##### RECORDS SUPPLIED #####

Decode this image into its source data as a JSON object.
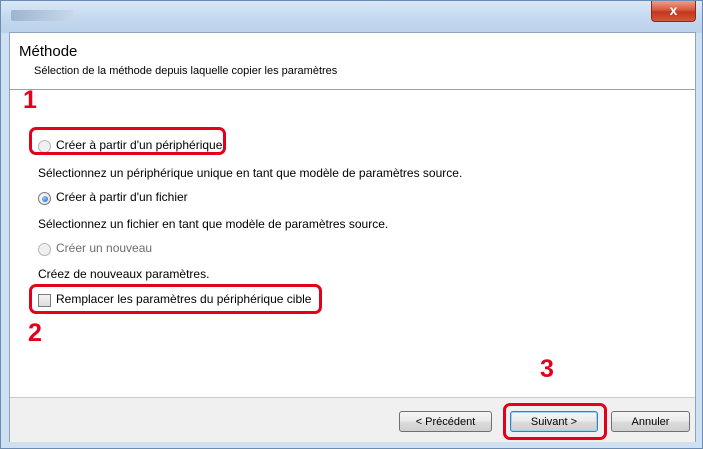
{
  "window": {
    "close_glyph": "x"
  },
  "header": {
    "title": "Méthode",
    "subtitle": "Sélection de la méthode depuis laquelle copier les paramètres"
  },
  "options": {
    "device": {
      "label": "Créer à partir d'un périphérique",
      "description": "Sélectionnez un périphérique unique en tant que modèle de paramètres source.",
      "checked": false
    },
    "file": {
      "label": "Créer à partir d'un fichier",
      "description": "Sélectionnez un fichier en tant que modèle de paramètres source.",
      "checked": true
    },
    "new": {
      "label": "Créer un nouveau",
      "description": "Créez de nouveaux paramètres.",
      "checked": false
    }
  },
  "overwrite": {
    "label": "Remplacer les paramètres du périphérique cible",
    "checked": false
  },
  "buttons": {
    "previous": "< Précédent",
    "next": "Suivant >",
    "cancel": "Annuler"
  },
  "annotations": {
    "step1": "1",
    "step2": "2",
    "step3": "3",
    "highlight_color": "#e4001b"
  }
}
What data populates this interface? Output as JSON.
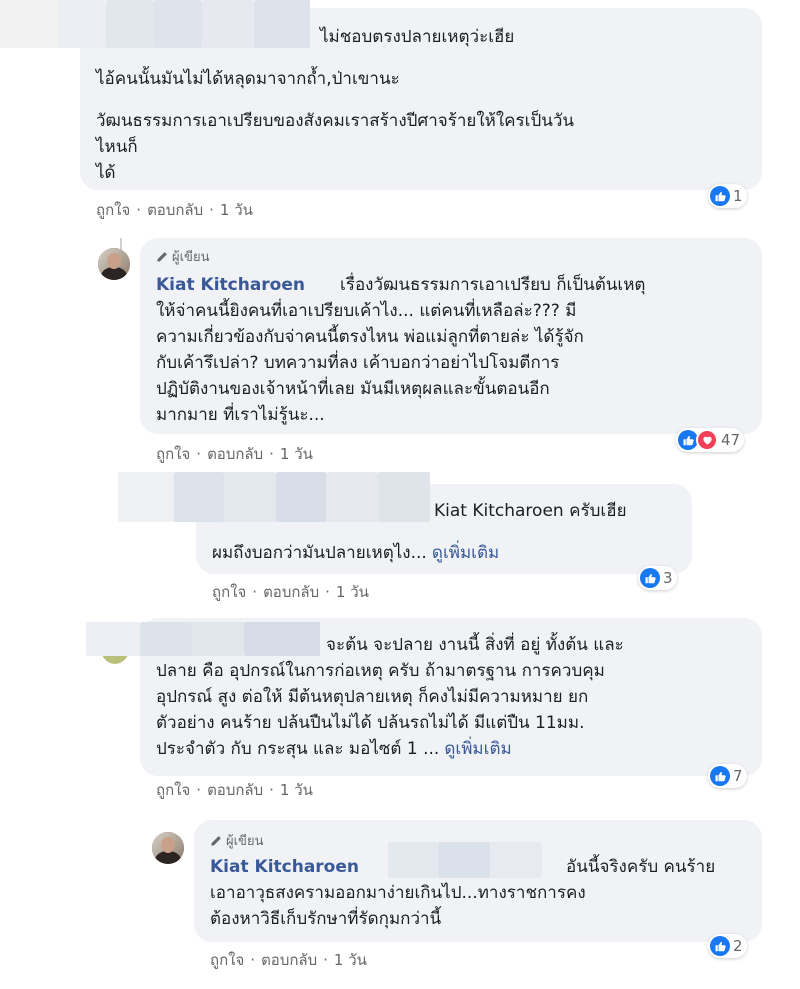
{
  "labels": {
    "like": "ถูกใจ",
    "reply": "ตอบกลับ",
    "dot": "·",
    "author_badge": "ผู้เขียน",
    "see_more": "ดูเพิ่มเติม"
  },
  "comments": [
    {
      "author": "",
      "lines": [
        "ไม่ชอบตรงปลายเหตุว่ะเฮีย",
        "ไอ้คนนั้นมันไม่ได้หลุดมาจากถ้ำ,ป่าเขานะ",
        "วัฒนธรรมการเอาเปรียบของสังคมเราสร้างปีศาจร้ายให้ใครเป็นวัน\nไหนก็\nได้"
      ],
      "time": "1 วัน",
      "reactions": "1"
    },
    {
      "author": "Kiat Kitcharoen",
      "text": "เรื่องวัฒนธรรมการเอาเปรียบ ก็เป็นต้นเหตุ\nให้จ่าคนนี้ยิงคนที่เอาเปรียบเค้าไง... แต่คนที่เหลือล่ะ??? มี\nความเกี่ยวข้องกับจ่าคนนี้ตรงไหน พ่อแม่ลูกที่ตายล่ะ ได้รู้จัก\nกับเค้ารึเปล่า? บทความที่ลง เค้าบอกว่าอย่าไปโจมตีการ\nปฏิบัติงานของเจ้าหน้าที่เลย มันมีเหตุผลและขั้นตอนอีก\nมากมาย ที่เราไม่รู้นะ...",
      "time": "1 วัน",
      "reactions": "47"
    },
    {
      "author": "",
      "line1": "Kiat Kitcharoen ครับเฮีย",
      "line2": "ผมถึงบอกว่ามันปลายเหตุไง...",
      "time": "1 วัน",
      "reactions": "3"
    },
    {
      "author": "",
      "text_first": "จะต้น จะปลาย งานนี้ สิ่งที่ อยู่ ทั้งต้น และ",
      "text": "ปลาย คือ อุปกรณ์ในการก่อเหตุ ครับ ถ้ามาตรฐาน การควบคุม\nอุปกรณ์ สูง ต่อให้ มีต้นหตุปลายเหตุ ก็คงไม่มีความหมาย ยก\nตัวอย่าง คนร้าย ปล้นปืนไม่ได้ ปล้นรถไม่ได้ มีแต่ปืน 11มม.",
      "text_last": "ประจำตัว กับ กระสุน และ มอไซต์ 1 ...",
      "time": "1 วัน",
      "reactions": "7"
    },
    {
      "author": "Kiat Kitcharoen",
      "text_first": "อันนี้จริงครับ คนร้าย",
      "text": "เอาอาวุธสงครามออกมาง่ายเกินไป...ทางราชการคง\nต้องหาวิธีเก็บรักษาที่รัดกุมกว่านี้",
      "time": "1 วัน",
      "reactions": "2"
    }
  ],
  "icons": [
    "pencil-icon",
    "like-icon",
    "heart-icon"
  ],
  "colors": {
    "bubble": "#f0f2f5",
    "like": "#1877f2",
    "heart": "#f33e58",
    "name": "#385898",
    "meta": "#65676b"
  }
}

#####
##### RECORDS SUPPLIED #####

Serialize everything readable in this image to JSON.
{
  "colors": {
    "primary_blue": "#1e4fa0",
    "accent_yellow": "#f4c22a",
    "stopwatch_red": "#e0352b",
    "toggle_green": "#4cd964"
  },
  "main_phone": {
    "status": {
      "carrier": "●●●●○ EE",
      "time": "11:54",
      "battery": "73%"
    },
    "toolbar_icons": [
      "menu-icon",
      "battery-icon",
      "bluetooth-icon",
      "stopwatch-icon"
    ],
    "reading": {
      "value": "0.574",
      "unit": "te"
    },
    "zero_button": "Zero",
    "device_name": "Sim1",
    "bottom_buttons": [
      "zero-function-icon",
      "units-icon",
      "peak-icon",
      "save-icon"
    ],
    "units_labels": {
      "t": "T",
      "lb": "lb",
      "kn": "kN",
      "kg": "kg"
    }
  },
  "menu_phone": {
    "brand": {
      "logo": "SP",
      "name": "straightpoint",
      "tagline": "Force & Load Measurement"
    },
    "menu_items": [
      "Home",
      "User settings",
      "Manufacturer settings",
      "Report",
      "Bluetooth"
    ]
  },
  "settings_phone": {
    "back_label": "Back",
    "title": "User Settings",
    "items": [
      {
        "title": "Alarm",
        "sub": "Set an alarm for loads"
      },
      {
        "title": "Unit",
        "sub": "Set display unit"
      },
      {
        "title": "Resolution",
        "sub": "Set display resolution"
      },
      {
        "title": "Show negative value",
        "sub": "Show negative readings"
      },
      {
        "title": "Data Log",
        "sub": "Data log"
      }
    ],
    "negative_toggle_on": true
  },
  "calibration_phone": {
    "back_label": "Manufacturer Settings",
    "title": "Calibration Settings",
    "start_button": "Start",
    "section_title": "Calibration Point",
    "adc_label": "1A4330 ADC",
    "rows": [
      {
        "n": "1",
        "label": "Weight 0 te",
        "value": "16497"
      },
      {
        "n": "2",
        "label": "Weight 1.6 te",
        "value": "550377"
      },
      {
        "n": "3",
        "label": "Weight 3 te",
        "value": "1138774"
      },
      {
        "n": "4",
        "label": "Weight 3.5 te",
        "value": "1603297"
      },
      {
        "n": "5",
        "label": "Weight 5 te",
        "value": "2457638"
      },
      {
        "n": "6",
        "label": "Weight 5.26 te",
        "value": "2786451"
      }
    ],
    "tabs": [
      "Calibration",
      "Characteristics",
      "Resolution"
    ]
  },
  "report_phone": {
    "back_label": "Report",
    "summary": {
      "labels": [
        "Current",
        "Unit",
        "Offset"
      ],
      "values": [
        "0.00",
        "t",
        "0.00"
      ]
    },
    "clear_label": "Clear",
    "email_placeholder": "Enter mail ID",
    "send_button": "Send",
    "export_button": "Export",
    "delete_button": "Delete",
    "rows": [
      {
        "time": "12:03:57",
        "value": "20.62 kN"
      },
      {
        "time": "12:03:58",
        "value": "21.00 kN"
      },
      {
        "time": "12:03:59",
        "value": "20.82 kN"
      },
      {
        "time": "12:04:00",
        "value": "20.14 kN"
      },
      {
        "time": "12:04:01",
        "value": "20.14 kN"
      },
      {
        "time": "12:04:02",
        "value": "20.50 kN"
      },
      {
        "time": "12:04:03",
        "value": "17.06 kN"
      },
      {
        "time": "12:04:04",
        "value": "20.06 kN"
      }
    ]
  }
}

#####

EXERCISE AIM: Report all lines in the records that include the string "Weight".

EXERCISE OUTPUT:
        "label": "Weight 0 te",
        "label": "Weight 1.6 te",
        "label": "Weight 3 te",
        "label": "Weight 3.5 te",
        "label": "Weight 5 te",
        "label": "Weight 5.26 te",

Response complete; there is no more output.